Wednesday was supposed to be the day that we finally got an update on Anthony Davis because he and his agent, Rich Paul of Klutch Sports, met with the Los Angeles Lakers on Tuesday to negotiate a contract.
Instead, we were pleasantly surprised with the news that LeBron James has agreed to a two-year. $85 million contract extension that will keep him in the purple and gold through 2023. Again: not what we were expecting, but good news nonetheless.
One can easily come to the conclusion that James signing a contract extension means that Davis is more likely to sign a long-term contract with the Lakers, and while that may end up being the case, Davis still hasn’t decided what he’s going to do yet, according to a report from Brian Windhorst of ESPN on Wednesday:
As for Anthony Davis, sources said, he is still weighing how to structure his contract as he tries to gauge how the salary cap will grow in the next few years. Davis has been looking at spreadsheets trying to best guess how to plan the contracts for the rest of his career beyond this deal he’s soon to sign. His decision-making is independent of LeBron James’, though they share agent Rich Paul, and now that James is locked into an extension.

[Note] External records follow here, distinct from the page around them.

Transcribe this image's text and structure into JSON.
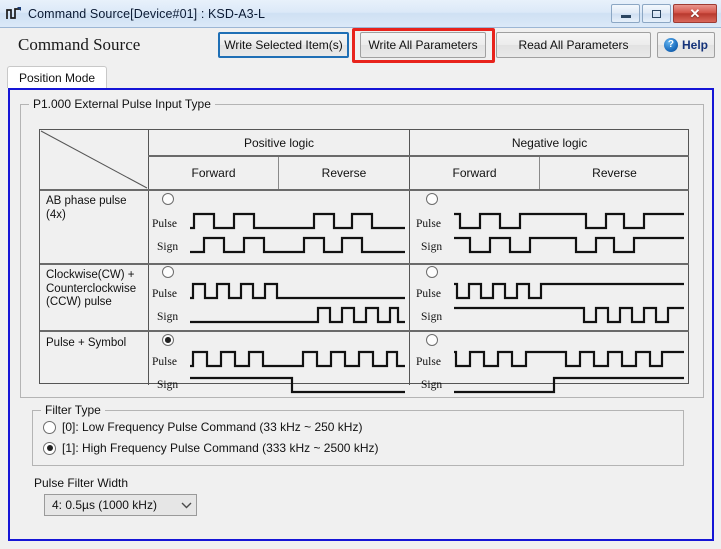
{
  "window": {
    "title": "Command Source[Device#01]  : KSD-A3-L",
    "icon": "waveform-icon",
    "minimize_label": "—",
    "maximize_label": "□",
    "close_label": "✕"
  },
  "header": {
    "page_title": "Command Source",
    "buttons": [
      {
        "id": "write-selected",
        "label": "Write Selected Item(s)",
        "border_color": "#1f6fb5"
      },
      {
        "id": "write-all",
        "label": "Write All Parameters",
        "highlight_color": "#e8231c"
      },
      {
        "id": "read-all",
        "label": "Read All Parameters"
      }
    ],
    "help": {
      "label": "Help",
      "icon": "question-mark-icon",
      "glyph": "?"
    }
  },
  "tabs": [
    {
      "label": "Position Mode",
      "active": true
    }
  ],
  "pulse_type_group": {
    "title": "P1.000 External Pulse Input Type",
    "top_headers": [
      "Positive logic",
      "Negative logic"
    ],
    "sub_headers": [
      "Forward",
      "Reverse",
      "Forward",
      "Reverse"
    ],
    "rows": [
      {
        "label": "AB phase pulse\n(4x)",
        "label_line1": "AB phase pulse",
        "label_line2": "(4x)",
        "positive_selected": false,
        "negative_selected": false,
        "wave_labels": [
          "Pulse",
          "Sign"
        ]
      },
      {
        "label": "Clockwise(CW) +\nCounterclockwise\n(CCW) pulse",
        "label_line1": "Clockwise(CW) +",
        "label_line2": "Counterclockwise",
        "label_line3": "(CCW) pulse",
        "positive_selected": false,
        "negative_selected": false,
        "wave_labels": [
          "Pulse",
          "Sign"
        ]
      },
      {
        "label": "Pulse + Symbol",
        "label_line1": "Pulse + Symbol",
        "positive_selected": true,
        "negative_selected": false,
        "wave_labels": [
          "Pulse",
          "Sign"
        ]
      }
    ]
  },
  "filter_type_group": {
    "title": "Filter Type",
    "options": [
      {
        "label": "[0]: Low Frequency Pulse Command (33 kHz ~ 250 kHz)",
        "selected": false
      },
      {
        "label": "[1]: High Frequency Pulse Command (333 kHz ~ 2500 kHz)",
        "selected": true
      }
    ]
  },
  "pulse_filter_width": {
    "label": "Pulse Filter Width",
    "value": "4: 0.5µs (1000 kHz)",
    "arrow": "⌄"
  },
  "colors": {
    "panel_border": "#1515d6",
    "accent_blue": "#1f6fb5",
    "highlight_red": "#e8231c",
    "window_bg": "#f0f0f0"
  }
}
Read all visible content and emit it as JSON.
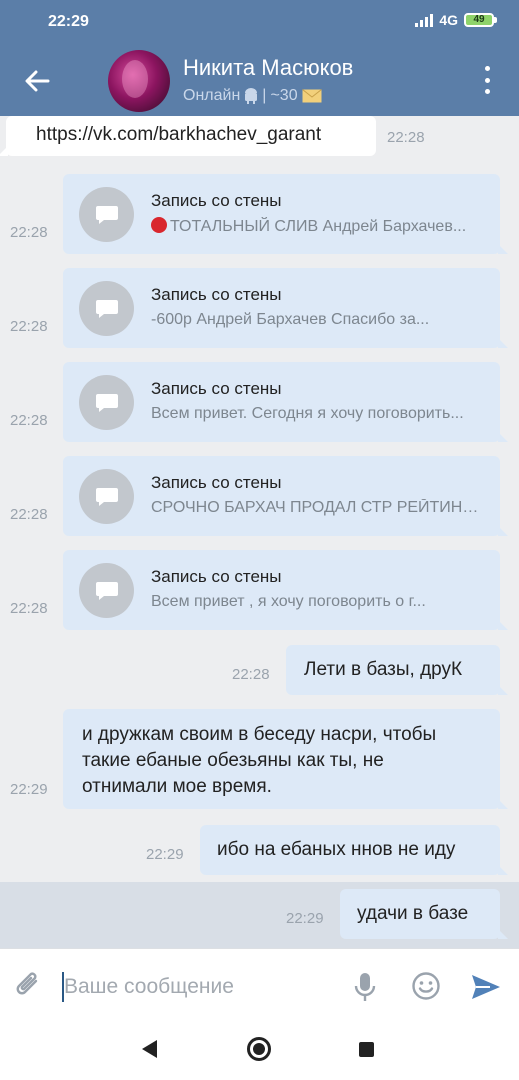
{
  "status_bar": {
    "time": "22:29",
    "network": "4G",
    "battery": "49"
  },
  "header": {
    "contact_name": "Никита Масюков",
    "status_online": "Онлайн",
    "status_separator": "|",
    "status_extra": "~30"
  },
  "messages": [
    {
      "type": "link",
      "direction": "in",
      "text": "https://vk.com/barkhachev_garant",
      "time": "22:28"
    },
    {
      "type": "wall",
      "direction": "out",
      "title": "Запись со стены",
      "snippet": "ТОТАЛЬНЫЙ СЛИВ Андрей Бархачев...",
      "has_red_dot": true,
      "time": "22:28"
    },
    {
      "type": "wall",
      "direction": "out",
      "title": "Запись со стены",
      "snippet": "-600р Андрей Бархачев  Спасибо за...",
      "time": "22:28"
    },
    {
      "type": "wall",
      "direction": "out",
      "title": "Запись со стены",
      "snippet": "Всем привет. Сегодня я хочу поговорить...",
      "time": "22:28"
    },
    {
      "type": "wall",
      "direction": "out",
      "title": "Запись со стены",
      "snippet": "СРОЧНО БАРХАЧ ПРОДАЛ СТР РЕЙТИНГ...",
      "time": "22:28"
    },
    {
      "type": "wall",
      "direction": "out",
      "title": "Запись со стены",
      "snippet": "Всем привет , я хочу поговорить о г...",
      "time": "22:28"
    },
    {
      "type": "text",
      "direction": "out",
      "text": "Лети в базы, друК",
      "time": "22:28"
    },
    {
      "type": "text",
      "direction": "out",
      "lines": [
        "и дружкам своим в беседу насри, чтобы",
        "такие ебаные обезьяны как ты, не",
        "отнимали мое время."
      ],
      "time": "22:29"
    },
    {
      "type": "text",
      "direction": "out",
      "text": "ибо на ебаных ннов не иду",
      "time": "22:29"
    },
    {
      "type": "text",
      "direction": "out",
      "text": "удачи в базе",
      "time": "22:29",
      "selected": true
    }
  ],
  "input": {
    "placeholder": "Ваше сообщение",
    "value": ""
  },
  "icons": {
    "back": "arrow-left-icon",
    "menu": "more-vertical-icon",
    "attach": "paperclip-icon",
    "mic": "microphone-icon",
    "emoji": "smiley-icon",
    "send": "send-icon",
    "wall": "comment-icon"
  },
  "colors": {
    "header": "#5b7ea8",
    "bubble_out": "#dde9f7",
    "bubble_in": "#ffffff",
    "background": "#edeef0",
    "accent": "#5181b8"
  }
}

Davis’ contract is especially interesting now that James is under contract for the 2020-21 season. Before, it was assumed that James would take a pay cut in the event that Giannis Antetokoumpo decided to leave the Milwaukee Bucks for the Lakers in 2021, but now the only way they can pair Antetokoumpo with James and Davis in 2021 is if Davis takes a hefty pay cut.
Even if the Lakers aren’t going to chase Antetokoumpo in 2021, the terms of Davis’s contract will determine how much cap space they’ll have in 2021. Right now, the Lakers only have three players with guaranteed contracts for the 2021-22 season: James, Kentavious Caldwell-Pope and Marc Gasol. Combined, they’ll make roughly $58 million.
That number will rise drastically if Davis signs a max contract for two or more years — or if he has player option for the 2021-22 season that he exercises — but even with a projected annual salary of $35.3 million for Davis, the Lakers can free up to $15 million in cap space. That’s not enough to get you Antetokoumpo, but it could make a sign-and-trade involving Kyle Kuzma more feasible.
The terms of Davis’ next contract were always going to be a point of conversation, but they seem extra consequential now. Then again, as long as James and Davis are under contract with the Lakers, they’ll be okay.